Bill Rancic Defends His Wife Giuliana After Fashion Police Controversy: 'I Tried to Get Them to Release the Footage' 42 years, 2,191 covers and 55,436 stories from PEOPLE magazine's history for you to enjoy
- Jodie Foster Honored by Kristin Stewart at Walk of Fame Ceremony: 'It Feels Nostalgic and Emotional'
- Read the Cover Story: Prince Harry: Finding My Purpose
- Former Disney Child Star Joey Cramer Arrested for Alleged Canada Bank Robbery
- Channing Tatum Announces Live Magic Mike Show Hitting the Las Vegas Strip in 2017
- Today Star Natalie Morales to Co-Host Access Hollywood Live Following Billy Bush Exit
On Newsstands Now
- Matthew McConaughey: In His Own Words
- Jessa Duggar's Wedding Album
- Brittany Maynard's Final Days
Pick up your copy on newsstands
Click here for instant access to the Digital Magazine
People Top 5
LAST UPDATE: Tuesday February 10, 2015 01:10PM EST
PEOPLE Top 5 are the most-viewed stories on the site over the past three days, updated every 60 minutes
- July 07, 1986
- Vol. 26
- No. 1
Always Running Short of Time? Let Morton Rachofsky Lengthen Your Day with a 25-Hour Clock
Rachofsky hired a mechanical engineer to rig a timepiece to speed through a normal hour in 57.6 minutes. Over 24 hours, the stolen time—2.4 minutes each hour—adds up to an extra 57.6-minute "hour" and, voilà: a 25-hour day. He christened his souped-up time machine XTRAOUR, got a patent and, as soon as he has a distributor, plans to sell it nationally for under $50.
Clock owners should be prepared to show up minutes to an hour early for appointments—or be mathematical wizards who can compute "real time" from whatever the XTRAOUR is indicating. Rachofsky insists that "the minor inconvenience of being out of sync is outweighed by the advantage of making the most efficient use of time. There will always be a group of achievers who want to squeeze as much as they can into each day. They'll use it to speed themselves up a little bit." That's just what Rachofsky, a 56-year-old bachelor, has been doing for years. When not selling commercial real estate, he serves on the board of several civic organizations and pursues an artistic career as a sculptor of steel and wood. And he invents. His SUCABA
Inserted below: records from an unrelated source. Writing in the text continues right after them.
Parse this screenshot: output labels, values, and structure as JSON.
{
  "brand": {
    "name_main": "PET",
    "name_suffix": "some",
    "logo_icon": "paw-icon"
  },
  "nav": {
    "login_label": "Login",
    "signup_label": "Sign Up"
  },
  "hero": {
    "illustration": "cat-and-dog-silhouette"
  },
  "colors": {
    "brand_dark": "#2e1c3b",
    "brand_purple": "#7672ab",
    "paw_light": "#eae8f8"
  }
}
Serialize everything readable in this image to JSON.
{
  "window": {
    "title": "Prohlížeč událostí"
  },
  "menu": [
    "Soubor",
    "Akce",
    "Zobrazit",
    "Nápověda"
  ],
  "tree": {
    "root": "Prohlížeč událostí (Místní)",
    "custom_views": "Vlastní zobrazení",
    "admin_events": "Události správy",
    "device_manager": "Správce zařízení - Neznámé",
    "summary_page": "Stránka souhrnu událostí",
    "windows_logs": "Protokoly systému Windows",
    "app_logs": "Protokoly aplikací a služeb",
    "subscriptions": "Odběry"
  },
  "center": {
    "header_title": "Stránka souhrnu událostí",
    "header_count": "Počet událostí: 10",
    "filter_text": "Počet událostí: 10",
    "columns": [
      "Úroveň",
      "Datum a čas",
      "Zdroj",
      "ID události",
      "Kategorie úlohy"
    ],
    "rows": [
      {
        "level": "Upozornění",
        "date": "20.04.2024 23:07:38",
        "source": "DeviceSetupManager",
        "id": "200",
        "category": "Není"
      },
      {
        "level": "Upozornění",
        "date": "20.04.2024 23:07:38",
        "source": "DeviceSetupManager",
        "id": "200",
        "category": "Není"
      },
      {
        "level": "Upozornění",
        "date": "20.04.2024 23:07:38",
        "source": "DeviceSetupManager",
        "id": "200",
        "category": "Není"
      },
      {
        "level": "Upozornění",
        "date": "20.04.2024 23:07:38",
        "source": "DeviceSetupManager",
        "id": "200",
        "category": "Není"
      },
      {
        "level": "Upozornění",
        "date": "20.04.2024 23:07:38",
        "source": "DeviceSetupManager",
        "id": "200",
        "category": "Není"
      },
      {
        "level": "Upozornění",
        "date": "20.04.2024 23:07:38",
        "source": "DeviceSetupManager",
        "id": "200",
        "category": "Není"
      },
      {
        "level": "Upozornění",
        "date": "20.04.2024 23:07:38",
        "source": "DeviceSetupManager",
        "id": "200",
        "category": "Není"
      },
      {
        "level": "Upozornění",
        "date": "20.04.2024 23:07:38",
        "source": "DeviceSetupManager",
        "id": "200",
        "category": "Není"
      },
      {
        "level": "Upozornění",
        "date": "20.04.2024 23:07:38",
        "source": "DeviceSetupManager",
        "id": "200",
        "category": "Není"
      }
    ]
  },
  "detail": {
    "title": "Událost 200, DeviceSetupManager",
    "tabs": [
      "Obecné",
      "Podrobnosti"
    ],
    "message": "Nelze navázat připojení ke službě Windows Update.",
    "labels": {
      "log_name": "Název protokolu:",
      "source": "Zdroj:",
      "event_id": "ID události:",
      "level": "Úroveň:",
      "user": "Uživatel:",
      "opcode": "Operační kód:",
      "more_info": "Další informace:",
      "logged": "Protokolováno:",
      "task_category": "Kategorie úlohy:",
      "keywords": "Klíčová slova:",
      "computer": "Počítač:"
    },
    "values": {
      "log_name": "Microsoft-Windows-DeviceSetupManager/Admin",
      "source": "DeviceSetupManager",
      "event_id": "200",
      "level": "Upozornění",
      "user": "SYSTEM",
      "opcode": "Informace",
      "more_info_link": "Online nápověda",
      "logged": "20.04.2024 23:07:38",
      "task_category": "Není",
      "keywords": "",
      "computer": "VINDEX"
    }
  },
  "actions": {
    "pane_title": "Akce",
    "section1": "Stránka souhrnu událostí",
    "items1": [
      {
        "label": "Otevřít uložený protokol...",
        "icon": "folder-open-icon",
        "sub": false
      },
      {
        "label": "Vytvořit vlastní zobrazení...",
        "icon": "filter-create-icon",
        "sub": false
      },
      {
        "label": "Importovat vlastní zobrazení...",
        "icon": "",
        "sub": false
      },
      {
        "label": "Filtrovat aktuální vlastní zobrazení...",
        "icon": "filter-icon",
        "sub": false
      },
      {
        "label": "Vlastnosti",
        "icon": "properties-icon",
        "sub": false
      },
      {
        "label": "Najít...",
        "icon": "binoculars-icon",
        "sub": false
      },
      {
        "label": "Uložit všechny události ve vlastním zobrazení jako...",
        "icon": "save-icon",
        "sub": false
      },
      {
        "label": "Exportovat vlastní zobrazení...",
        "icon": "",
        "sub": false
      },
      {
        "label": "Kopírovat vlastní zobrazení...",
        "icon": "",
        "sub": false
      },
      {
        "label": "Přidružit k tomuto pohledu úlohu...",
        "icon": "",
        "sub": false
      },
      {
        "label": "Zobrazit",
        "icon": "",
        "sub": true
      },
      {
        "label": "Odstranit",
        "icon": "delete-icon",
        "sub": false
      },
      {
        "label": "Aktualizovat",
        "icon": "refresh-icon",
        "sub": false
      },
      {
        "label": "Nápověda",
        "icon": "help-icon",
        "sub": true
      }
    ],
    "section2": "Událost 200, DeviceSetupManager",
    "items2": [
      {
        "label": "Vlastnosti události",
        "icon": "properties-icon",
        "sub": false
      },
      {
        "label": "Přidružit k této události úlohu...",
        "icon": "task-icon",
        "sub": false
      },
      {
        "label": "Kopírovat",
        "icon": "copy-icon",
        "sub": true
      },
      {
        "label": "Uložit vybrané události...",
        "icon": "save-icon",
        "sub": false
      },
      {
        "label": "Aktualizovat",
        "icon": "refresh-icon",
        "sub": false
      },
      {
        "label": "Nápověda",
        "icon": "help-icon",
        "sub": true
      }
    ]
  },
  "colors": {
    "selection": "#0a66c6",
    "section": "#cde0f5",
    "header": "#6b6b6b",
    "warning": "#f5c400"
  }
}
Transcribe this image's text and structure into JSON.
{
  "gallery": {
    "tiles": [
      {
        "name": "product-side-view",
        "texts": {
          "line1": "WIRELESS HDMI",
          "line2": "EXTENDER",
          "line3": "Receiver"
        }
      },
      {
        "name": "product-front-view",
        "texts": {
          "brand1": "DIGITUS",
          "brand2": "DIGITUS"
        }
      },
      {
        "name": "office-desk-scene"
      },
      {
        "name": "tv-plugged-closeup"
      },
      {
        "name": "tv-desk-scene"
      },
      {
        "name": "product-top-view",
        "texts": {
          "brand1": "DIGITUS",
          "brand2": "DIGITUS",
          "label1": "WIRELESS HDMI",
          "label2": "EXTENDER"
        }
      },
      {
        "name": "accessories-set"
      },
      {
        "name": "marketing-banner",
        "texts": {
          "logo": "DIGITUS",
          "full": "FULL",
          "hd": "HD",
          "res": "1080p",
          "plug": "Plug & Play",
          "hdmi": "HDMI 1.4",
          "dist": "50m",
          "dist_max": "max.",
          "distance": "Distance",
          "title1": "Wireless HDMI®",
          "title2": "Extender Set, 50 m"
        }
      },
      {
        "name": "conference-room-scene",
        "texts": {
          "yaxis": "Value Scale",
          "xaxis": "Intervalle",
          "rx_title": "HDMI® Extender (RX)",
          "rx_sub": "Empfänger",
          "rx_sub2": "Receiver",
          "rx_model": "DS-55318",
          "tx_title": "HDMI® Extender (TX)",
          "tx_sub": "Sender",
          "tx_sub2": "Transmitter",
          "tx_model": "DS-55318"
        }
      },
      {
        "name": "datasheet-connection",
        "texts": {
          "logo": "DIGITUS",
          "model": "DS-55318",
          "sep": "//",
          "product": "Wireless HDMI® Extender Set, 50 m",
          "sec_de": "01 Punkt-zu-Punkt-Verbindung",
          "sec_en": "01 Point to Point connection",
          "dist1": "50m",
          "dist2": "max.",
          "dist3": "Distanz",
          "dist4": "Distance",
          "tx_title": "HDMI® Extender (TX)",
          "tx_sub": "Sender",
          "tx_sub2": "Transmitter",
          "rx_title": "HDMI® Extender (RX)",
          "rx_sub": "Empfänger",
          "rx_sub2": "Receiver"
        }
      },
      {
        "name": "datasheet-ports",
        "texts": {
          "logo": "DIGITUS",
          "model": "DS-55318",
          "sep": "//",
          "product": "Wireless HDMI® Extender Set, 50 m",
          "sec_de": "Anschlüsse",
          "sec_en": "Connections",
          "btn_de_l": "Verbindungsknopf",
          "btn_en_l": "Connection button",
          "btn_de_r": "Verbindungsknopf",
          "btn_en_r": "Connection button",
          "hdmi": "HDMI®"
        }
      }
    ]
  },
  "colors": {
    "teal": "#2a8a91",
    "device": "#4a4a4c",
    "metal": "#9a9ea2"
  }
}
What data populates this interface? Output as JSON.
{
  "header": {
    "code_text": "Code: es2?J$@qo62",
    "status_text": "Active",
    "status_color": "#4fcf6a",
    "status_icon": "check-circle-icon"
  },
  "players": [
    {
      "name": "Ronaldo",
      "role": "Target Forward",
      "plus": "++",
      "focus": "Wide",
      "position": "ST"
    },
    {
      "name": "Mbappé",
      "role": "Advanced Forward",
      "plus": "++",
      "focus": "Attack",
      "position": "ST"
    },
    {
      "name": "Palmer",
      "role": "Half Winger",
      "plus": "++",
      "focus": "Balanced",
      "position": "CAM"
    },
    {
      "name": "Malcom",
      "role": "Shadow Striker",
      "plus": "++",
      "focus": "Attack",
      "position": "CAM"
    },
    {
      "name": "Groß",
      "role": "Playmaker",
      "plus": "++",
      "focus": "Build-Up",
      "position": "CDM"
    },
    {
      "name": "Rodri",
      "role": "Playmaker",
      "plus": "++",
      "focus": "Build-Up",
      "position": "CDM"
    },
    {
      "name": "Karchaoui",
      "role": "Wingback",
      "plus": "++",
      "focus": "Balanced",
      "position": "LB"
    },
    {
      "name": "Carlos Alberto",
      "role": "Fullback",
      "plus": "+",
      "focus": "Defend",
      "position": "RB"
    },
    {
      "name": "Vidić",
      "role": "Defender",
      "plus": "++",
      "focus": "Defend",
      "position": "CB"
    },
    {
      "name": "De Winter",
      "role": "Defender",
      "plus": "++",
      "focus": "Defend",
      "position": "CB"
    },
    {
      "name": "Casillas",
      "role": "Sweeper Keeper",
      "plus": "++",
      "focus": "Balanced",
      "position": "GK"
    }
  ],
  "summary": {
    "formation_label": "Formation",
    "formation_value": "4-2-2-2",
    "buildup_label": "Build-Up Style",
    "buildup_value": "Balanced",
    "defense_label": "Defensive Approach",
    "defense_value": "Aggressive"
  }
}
(abacus spelled backwards) is a manual counting device based on the binary number system and is used as an educational toy.
The 25-hour day occurred to Rachofsky after reading studies on humans kept in isolation. Without time markers, like clocks or daylight, they fell into sleep-wake cycles of about 25 hours, awaking an hour later each day. Keeping to this daily rhythm would be impractical for the 24-hour world, but Rachofsky thinks his clock is the next best thing.
What are the chances of getting everyone to switch to a 25-hour day? "Well," Rachofsky asks, "what are the chances of getting everybody to reset their clocks twice a year to get an extra hour of sunlight?"
Treat Yourself! 4 Preview Issues
The most buzzed about stars this minute!